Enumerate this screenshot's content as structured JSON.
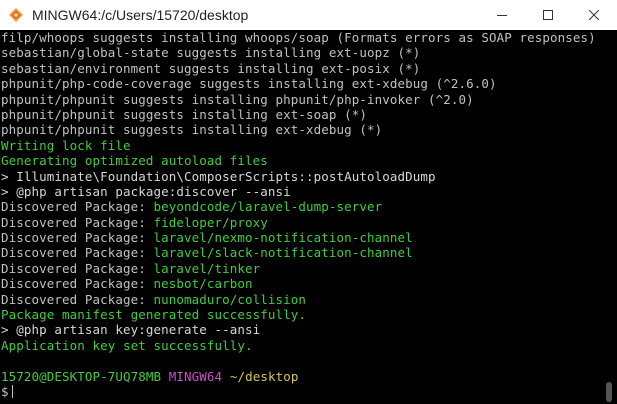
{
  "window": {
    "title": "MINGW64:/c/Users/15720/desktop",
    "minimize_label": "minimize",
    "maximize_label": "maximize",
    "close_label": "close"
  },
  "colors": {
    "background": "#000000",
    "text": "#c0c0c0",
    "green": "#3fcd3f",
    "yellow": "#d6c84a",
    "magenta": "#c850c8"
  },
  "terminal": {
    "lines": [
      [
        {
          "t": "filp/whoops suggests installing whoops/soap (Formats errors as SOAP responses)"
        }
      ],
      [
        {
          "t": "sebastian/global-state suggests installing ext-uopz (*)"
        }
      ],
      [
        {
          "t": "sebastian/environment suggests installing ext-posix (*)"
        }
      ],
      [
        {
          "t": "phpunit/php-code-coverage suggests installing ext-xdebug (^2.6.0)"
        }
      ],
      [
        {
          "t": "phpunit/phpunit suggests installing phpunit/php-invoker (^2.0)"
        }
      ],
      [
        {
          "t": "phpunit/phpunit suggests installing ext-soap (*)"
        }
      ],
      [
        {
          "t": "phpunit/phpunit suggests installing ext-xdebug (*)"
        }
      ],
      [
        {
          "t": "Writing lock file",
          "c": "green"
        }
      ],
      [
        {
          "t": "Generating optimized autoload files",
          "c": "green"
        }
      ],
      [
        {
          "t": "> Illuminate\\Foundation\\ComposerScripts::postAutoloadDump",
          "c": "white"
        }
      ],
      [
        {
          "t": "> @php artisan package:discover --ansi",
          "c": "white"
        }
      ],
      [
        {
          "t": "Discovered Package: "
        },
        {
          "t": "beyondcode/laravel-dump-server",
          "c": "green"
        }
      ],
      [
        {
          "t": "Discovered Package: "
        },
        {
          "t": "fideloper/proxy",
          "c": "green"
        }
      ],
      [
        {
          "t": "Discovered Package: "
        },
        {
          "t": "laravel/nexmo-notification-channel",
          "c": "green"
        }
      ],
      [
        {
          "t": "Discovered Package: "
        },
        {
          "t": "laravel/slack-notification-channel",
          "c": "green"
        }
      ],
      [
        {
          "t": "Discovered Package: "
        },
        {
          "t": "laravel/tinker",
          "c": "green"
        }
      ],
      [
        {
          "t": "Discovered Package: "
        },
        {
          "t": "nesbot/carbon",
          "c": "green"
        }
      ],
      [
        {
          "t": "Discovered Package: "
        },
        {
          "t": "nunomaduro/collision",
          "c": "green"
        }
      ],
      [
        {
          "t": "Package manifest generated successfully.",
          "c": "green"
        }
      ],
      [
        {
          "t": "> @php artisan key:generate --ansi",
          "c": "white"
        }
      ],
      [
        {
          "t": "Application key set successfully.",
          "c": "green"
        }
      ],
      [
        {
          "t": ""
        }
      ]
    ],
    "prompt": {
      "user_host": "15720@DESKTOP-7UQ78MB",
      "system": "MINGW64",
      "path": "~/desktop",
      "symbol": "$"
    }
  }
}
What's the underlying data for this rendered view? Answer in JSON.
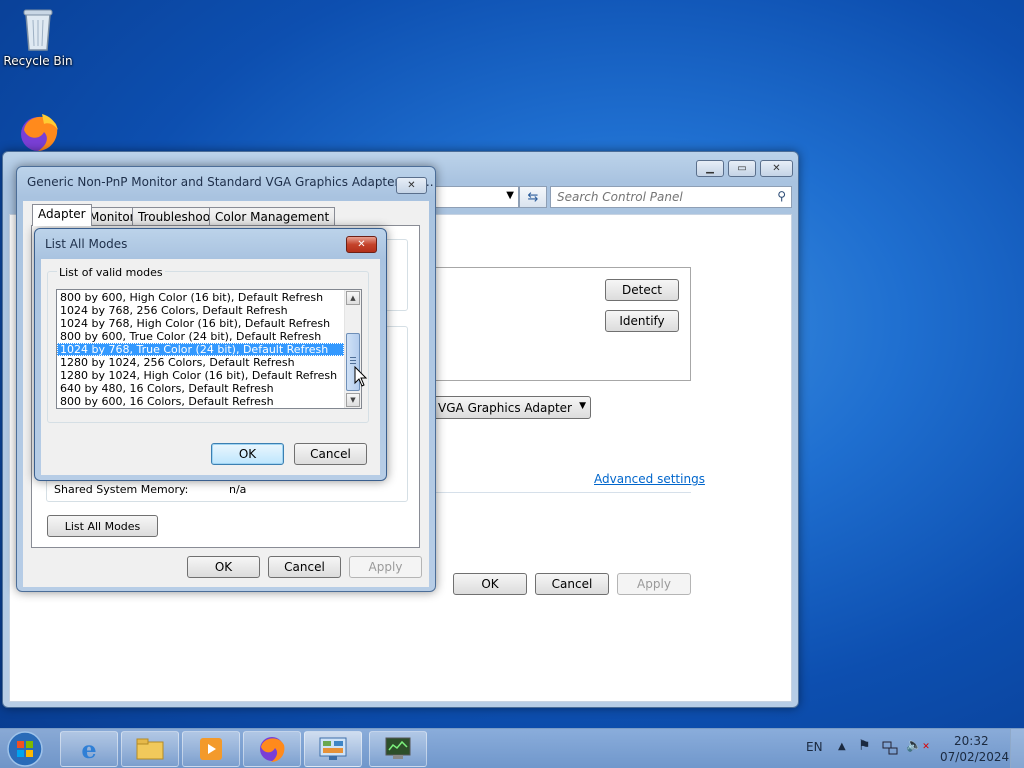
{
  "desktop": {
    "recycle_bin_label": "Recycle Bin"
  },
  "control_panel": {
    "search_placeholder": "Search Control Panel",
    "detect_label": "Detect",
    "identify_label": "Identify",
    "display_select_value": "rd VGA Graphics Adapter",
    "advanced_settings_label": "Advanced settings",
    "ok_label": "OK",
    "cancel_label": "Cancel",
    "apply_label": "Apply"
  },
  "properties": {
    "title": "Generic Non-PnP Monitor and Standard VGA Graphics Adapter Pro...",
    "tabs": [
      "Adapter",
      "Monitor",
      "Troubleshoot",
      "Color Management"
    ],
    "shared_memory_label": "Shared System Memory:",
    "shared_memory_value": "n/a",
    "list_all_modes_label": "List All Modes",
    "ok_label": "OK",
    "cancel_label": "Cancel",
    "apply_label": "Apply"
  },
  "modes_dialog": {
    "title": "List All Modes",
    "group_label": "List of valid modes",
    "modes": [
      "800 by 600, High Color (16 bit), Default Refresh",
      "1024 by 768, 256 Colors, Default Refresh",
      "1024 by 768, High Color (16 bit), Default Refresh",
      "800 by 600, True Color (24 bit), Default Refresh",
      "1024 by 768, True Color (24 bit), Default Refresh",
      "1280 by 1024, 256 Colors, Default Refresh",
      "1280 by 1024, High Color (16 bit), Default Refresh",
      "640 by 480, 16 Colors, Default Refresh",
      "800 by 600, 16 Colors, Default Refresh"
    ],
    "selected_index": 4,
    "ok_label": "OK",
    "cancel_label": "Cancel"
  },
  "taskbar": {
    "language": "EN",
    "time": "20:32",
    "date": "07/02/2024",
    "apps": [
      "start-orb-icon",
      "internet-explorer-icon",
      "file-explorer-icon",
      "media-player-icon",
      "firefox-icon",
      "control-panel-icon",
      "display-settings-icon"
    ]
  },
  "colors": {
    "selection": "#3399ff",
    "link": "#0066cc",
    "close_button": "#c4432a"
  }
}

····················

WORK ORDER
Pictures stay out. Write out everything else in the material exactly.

YOUR RESPONSE
Enumerate this screenshot's content as structured JSON.
{
  "window": {
    "title": "MINGW64:/c/Users/15720/desktop",
    "minimize_label": "minimize",
    "maximize_label": "maximize",
    "close_label": "close"
  },
  "colors": {
    "background": "#000000",
    "text": "#c0c0c0",
    "green": "#3fcd3f",
    "yellow": "#d6c84a",
    "magenta": "#c850c8"
  },
  "terminal": {
    "lines": [
      [
        {
          "t": "filp/whoops suggests installing whoops/soap (Formats errors as SOAP responses)"
        }
      ],
      [
        {
          "t": "sebastian/global-state suggests installing ext-uopz (*)"
        }
      ],
      [
        {
          "t": "sebastian/environment suggests installing ext-posix (*)"
        }
      ],
      [
        {
          "t": "phpunit/php-code-coverage suggests installing ext-xdebug (^2.6.0)"
        }
      ],
      [
        {
          "t": "phpunit/phpunit suggests installing phpunit/php-invoker (^2.0)"
        }
      ],
      [
        {
          "t": "phpunit/phpunit suggests installing ext-soap (*)"
        }
      ],
      [
        {
          "t": "phpunit/phpunit suggests installing ext-xdebug (*)"
        }
      ],
      [
        {
          "t": "Writing lock file",
          "c": "green"
        }
      ],
      [
        {
          "t": "Generating optimized autoload files",
          "c": "green"
        }
      ],
      [
        {
          "t": "> Illuminate\\Foundation\\ComposerScripts::postAutoloadDump",
          "c": "white"
        }
      ],
      [
        {
          "t": "> @php artisan package:discover --ansi",
          "c": "white"
        }
      ],
      [
        {
          "t": "Discovered Package: "
        },
        {
          "t": "beyondcode/laravel-dump-server",
          "c": "green"
        }
      ],
      [
        {
          "t": "Discovered Package: "
        },
        {
          "t": "fideloper/proxy",
          "c": "green"
        }
      ],
      [
        {
          "t": "Discovered Package: "
        },
        {
          "t": "laravel/nexmo-notification-channel",
          "c": "green"
        }
      ],
      [
        {
          "t": "Discovered Package: "
        },
        {
          "t": "laravel/slack-notification-channel",
          "c": "green"
        }
      ],
      [
        {
          "t": "Discovered Package: "
        },
        {
          "t": "laravel/tinker",
          "c": "green"
        }
      ],
      [
        {
          "t": "Discovered Package: "
        },
        {
          "t": "nesbot/carbon",
          "c": "green"
        }
      ],
      [
        {
          "t": "Discovered Package: "
        },
        {
          "t": "nunomaduro/collision",
          "c": "green"
        }
      ],
      [
        {
          "t": "Package manifest generated successfully.",
          "c": "green"
        }
      ],
      [
        {
          "t": "> @php artisan key:generate --ansi",
          "c": "white"
        }
      ],
      [
        {
          "t": "Application key set successfully.",
          "c": "green"
        }
      ],
      [
        {
          "t": ""
        }
      ]
    ],
    "prompt": {
      "user_host": "15720@DESKTOP-7UQ78MB",
      "system": "MINGW64",
      "path": "~/desktop",
      "symbol": "$"
    }
  }
}
What's the underlying data for this rendered view? Answer in JSON.
{
  "desktop": {
    "recycle_bin_label": "Recycle Bin"
  },
  "control_panel": {
    "search_placeholder": "Search Control Panel",
    "detect_label": "Detect",
    "identify_label": "Identify",
    "display_select_value": "rd VGA Graphics Adapter",
    "advanced_settings_label": "Advanced settings",
    "ok_label": "OK",
    "cancel_label": "Cancel",
    "apply_label": "Apply"
  },
  "properties": {
    "title": "Generic Non-PnP Monitor and Standard VGA Graphics Adapter Pro...",
    "tabs": [
      "Adapter",
      "Monitor",
      "Troubleshoot",
      "Color Management"
    ],
    "shared_memory_label": "Shared System Memory:",
    "shared_memory_value": "n/a",
    "list_all_modes_label": "List All Modes",
    "ok_label": "OK",
    "cancel_label": "Cancel",
    "apply_label": "Apply"
  },
  "modes_dialog": {
    "title": "List All Modes",
    "group_label": "List of valid modes",
    "modes": [
      "800 by 600, High Color (16 bit), Default Refresh",
      "1024 by 768, 256 Colors, Default Refresh",
      "1024 by 768, High Color (16 bit), Default Refresh",
      "800 by 600, True Color (24 bit), Default Refresh",
      "1024 by 768, True Color (24 bit), Default Refresh",
      "1280 by 1024, 256 Colors, Default Refresh",
      "1280 by 1024, High Color (16 bit), Default Refresh",
      "640 by 480, 16 Colors, Default Refresh",
      "800 by 600, 16 Colors, Default Refresh"
    ],
    "selected_index": 4,
    "ok_label": "OK",
    "cancel_label": "Cancel"
  },
  "taskbar": {
    "language": "EN",
    "time": "20:32",
    "date": "07/02/2024",
    "apps": [
      "start-orb-icon",
      "internet-explorer-icon",
      "file-explorer-icon",
      "media-player-icon",
      "firefox-icon",
      "control-panel-icon",
      "display-settings-icon"
    ]
  },
  "colors": {
    "selection": "#3399ff",
    "link": "#0066cc",
    "close_button": "#c4432a"
  }
}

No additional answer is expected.